The first several hours and visits, they were truly skittish, and utterly nervous whenever they had to pass near to me. It was like they were terrified that I might, dear goodness, speak to them or something. And today, from the moment I arrived, they were warm and welcoming to me – I could almost feel the cats rubbing a quick greeting on my leg. No, they weren’t entirely comfortable with me, – they weren’t ready to play and hang about with me constantly – but they were comfortable enough to go about their business without having caution around me; though I was not yet a good friend, I was no longer a potential threat, and the alteration was palpable and delicious.
Have you ever finally realized how you feel about something, – something kind of big – and, rather than be shocked about it, notice that you already knew how you felt deep down, but it was really just a matter of being unwilling to admit it to yourself? I feel like I have been a boy who loves the color pink, and, resisting the color for years for the social construct’s idea of what colors boys are meant to like best, depriving myself of something I love, becoming so good at making excuses not to love pink, that I even began believing my own made-up excuses (and had other people reminding me of the regularly, as though it had been their ideas in the first place, instead of given to them over and over again by me).
Anyway, I’m not actually a boy, and I don’t particularly like the color pink (oddly enough), but I feel as though my situation is similar. I have resisted the dance world for “reasons” of practicality. If you get injured, people’s preferences change, you offend someone, you get sick, you take vacation, or any number of about a bajillion* other things that do not endanger typical job-holders, then you do not make money. Being a professional dancer (of any kind, though I am mostly referencing partner dances, as opposed to the common understanding that being a dancer is synonymous with being an exotic dancer or stripper) is simply dangerously impractical. And so I easily brushed it aside when I was younger, seeing how it clearly is a terrible idea, and so there was no point even to consider it.

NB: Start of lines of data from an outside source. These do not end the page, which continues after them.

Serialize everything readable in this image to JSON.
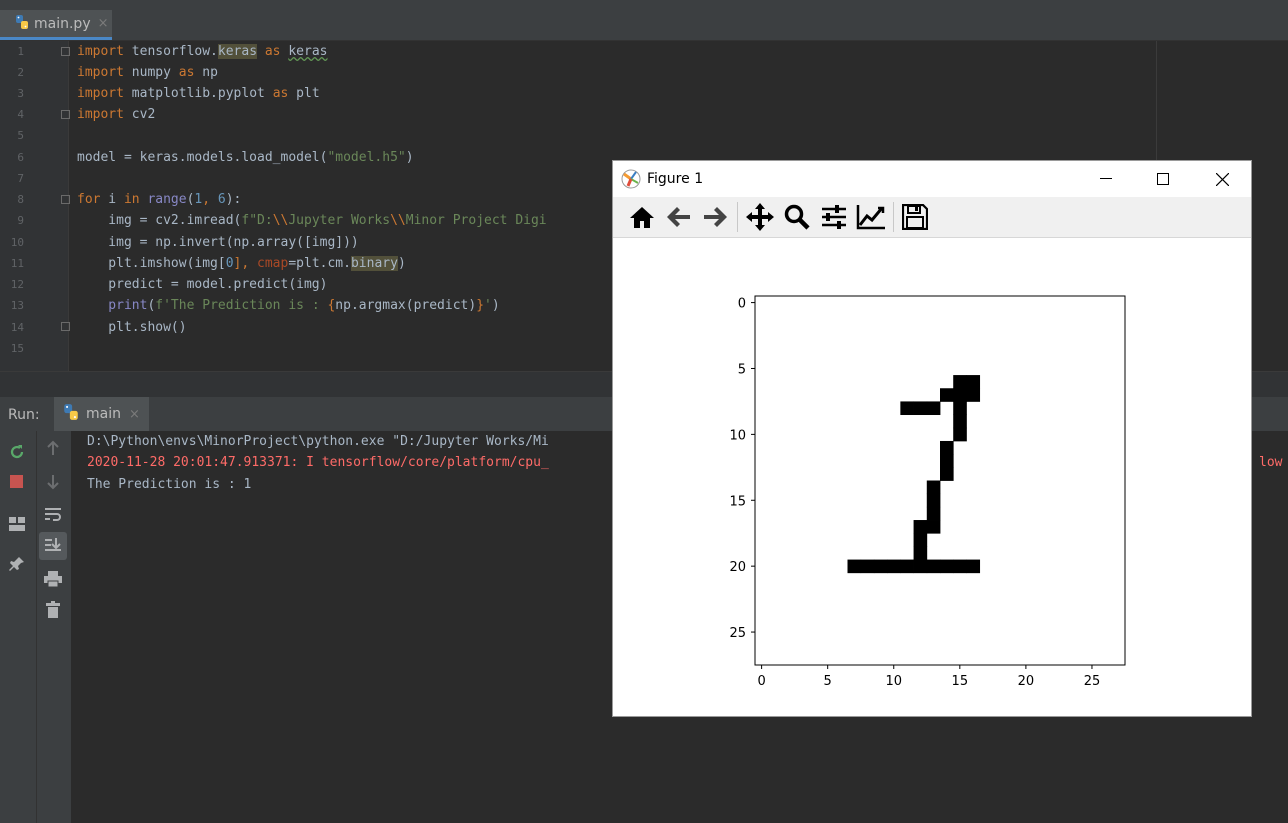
{
  "editor": {
    "tab": {
      "label": "main.py",
      "close": "×"
    },
    "line_numbers": [
      "1",
      "2",
      "3",
      "4",
      "5",
      "6",
      "7",
      "8",
      "9",
      "10",
      "11",
      "12",
      "13",
      "14",
      "15"
    ],
    "lines": {
      "l1": {
        "kw1": "import",
        "t1": " tensorflow.",
        "hl": "keras",
        "kw2": " as ",
        "t2": "keras"
      },
      "l2": {
        "kw1": "import",
        "t1": " numpy ",
        "kw2": "as",
        "t2": " np"
      },
      "l3": {
        "kw1": "import",
        "t1": " matplotlib.pyplot ",
        "kw2": "as",
        "t2": " plt"
      },
      "l4": {
        "kw1": "import",
        "t1": " cv2"
      },
      "l6": {
        "t1": "model = keras.models.load_model(",
        "s1": "\"model.h5\"",
        "t2": ")"
      },
      "l8": {
        "kw1": "for",
        "t1": " i ",
        "kw2": "in",
        "b1": " range",
        "t2": "(",
        "n1": "1",
        "t3": ", ",
        "n2": "6",
        "t4": "):"
      },
      "l9": {
        "t1": "    img = cv2.imread(",
        "s1": "f\"D:",
        "e1": "\\\\",
        "s2": "Jupyter Works",
        "e2": "\\\\",
        "s3": "Minor Project Digi"
      },
      "l10": {
        "t1": "    img = np.invert(np.array([img]))"
      },
      "l11": {
        "t1": "    plt.imshow(img[",
        "n1": "0",
        "t2": "], ",
        "p1": "cmap",
        "t3": "=plt.cm.",
        "hl": "binary",
        "t4": ")"
      },
      "l12": {
        "t1": "    predict = model.predict(img)"
      },
      "l13": {
        "b1": "    print",
        "t1": "(",
        "s1": "f'The Prediction is : ",
        "k1": "{",
        "t2": "np.argmax(predict)",
        "k2": "}",
        "s2": "'",
        "t3": ")"
      },
      "l14": {
        "t1": "    plt.show()"
      }
    }
  },
  "run": {
    "label": "Run:",
    "tab_label": "main",
    "tab_close": "×",
    "console": [
      {
        "text": "D:\\Python\\envs\\MinorProject\\python.exe \"D:/Jupyter Works/Mi",
        "color": "#a9b7c6"
      },
      {
        "text": "2020-11-28 20:01:47.913371: I tensorflow/core/platform/cpu_",
        "color": "#ff6b68"
      },
      {
        "text": "The Prediction is : 1",
        "color": "#a9b7c6"
      }
    ],
    "console_tail": "low k"
  },
  "figure": {
    "title": "Figure 1",
    "toolbar_icons": [
      "home-icon",
      "back-arrow-icon",
      "forward-arrow-icon",
      "pan-icon",
      "zoom-icon",
      "configure-subplots-icon",
      "edit-axis-icon",
      "save-icon"
    ]
  },
  "chart_data": {
    "type": "heatmap",
    "title": "",
    "xlabel": "",
    "ylabel": "",
    "xlim": [
      -0.5,
      27.5
    ],
    "ylim": [
      27.5,
      -0.5
    ],
    "xticks": [
      "0",
      "5",
      "10",
      "15",
      "20",
      "25"
    ],
    "yticks": [
      "0",
      "5",
      "10",
      "15",
      "20",
      "25"
    ],
    "colormap": "binary",
    "grid": false,
    "black_cells": [
      [
        6,
        15
      ],
      [
        6,
        16
      ],
      [
        7,
        14
      ],
      [
        7,
        15
      ],
      [
        7,
        16
      ],
      [
        8,
        11
      ],
      [
        8,
        12
      ],
      [
        8,
        13
      ],
      [
        8,
        15
      ],
      [
        9,
        15
      ],
      [
        10,
        15
      ],
      [
        11,
        14
      ],
      [
        12,
        14
      ],
      [
        13,
        14
      ],
      [
        14,
        13
      ],
      [
        15,
        13
      ],
      [
        16,
        13
      ],
      [
        17,
        12
      ],
      [
        17,
        13
      ],
      [
        18,
        12
      ],
      [
        19,
        12
      ],
      [
        20,
        7
      ],
      [
        20,
        8
      ],
      [
        20,
        9
      ],
      [
        20,
        10
      ],
      [
        20,
        11
      ],
      [
        20,
        12
      ],
      [
        20,
        13
      ],
      [
        20,
        14
      ],
      [
        20,
        15
      ],
      [
        20,
        16
      ]
    ]
  }
}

In doing that, though, I eventually let my reasoning take over as an excuse for not improving in my dancing, as well as for giving in to my fears, and not speaking up enough or demanding enough that actually would have made a difference in my dance opportunities. But after all, I’m not aiming at a career in this, so why invest more time and money than necessary for a simple pastime or hobby, hmm? A thought which, of course, led me to a sad state of affairs both mentally and performance-wise with dancing. I not only want to be good enough to be one of the professionals, I actually want to be one of them. Period.
And I’ve never actually said that before. It’s kind of terrifying, really, even just considering how much I just might mean all of that. Deep down, I know I mean it. And that in no way changes my surface level of resistance. Well, a tad, but not much – I still don’t want to accept it, because of what all that would mean regarding my past with dance. Granted, I realize that I am the one interpreting things in this way, making them mean this or that. Even still… if I truly want to be a professional dancer, and truly be good enough to be one, as well, then I have spent a good amount of time doing a lot of nothingness, when I could have been actively seeking and working toward my absolutely achievable dance dream. It’ll take a good amount of high quality work, for sure, but that in no way alters the achievability of it.

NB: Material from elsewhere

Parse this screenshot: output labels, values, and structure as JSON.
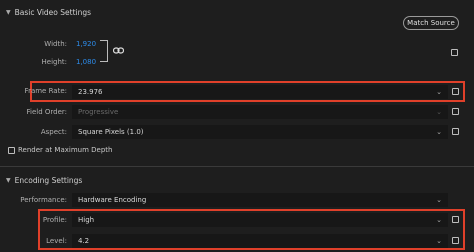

So then, where does that leave me now, and what steps do I take next and next and next to achieve my dream?
*I have spent most of my life believing that word to be spelled with a g.